Wang, X. T., Cohen, A. L., Luu, V., Ren, H., Su, Z., Haug, G. H., et al. (2018). Natural forcing of the North Atlantic nitrogen cycle in the Anthropocene. Proceedings of the National Academy of Sciences of the United States of America, 115(42), 10606-10611. doi:10.1073/pnas.1801049115.


Cite as: http://hdl.handle.net/21.11116/0000-0003-0745-8
Abstract
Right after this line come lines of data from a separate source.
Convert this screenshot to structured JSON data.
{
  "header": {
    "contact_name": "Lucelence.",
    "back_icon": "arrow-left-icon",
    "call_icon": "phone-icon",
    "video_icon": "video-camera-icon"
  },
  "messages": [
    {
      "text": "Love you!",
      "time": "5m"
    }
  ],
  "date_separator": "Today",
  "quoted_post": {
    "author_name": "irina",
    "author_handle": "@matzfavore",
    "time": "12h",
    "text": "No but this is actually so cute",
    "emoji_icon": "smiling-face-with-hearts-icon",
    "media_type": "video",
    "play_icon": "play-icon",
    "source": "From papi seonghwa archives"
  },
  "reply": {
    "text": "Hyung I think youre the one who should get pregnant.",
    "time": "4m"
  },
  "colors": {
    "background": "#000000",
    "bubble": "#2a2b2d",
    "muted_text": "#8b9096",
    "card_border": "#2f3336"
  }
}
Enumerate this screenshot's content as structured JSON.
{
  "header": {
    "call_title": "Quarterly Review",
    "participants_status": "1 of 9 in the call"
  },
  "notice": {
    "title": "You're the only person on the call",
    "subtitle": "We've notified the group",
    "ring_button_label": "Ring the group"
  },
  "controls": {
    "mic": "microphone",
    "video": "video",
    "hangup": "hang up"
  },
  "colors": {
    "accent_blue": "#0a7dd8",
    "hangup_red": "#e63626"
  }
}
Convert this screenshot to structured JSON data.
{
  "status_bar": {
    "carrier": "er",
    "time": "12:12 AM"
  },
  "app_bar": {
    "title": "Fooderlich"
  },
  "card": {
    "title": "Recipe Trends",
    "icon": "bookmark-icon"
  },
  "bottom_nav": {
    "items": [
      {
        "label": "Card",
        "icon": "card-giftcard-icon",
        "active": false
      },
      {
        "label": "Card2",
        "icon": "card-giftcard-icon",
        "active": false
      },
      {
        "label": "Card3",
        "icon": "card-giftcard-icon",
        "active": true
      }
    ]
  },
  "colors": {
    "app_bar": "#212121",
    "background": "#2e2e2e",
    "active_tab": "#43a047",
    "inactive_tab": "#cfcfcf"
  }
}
Human alteration of the global nitrogen cycle intensified over the 1900s. Model simulations suggest that large swaths of the open ocean, including the North Atlantic and the western Pacific, have already been affected by anthropogenic nitrogen through atmospheric transport and deposition. Here we report an ∼130-year-long record of the 15N/14N of skeleton-bound organic matter in a coral from the outer reef of Bermuda, which provides a test of the hypothesis that anthropogenic atmospheric nitrogen has significantly augmented the nitrogen supply to the open North Atlantic surface ocean. The Bermuda 15N/14N record does not show a long-term decline in the Anthropocene of the amplitude predicted by model simulations or observed in a western Pacific coral 15N/14N record. Rather, the decadal variations in the Bermuda 15N/14N record appear to be driven by the North Atlantic Oscillation, most likely through changes in the formation rate of Subtropical Mode Water. Given that anthropogenic nitrogen emissions have been decreasing in North America since the 1990s, this study suggests that in the coming decades, the open North Atlantic will remain minimally affected by anthropogenic nitrogen deposition.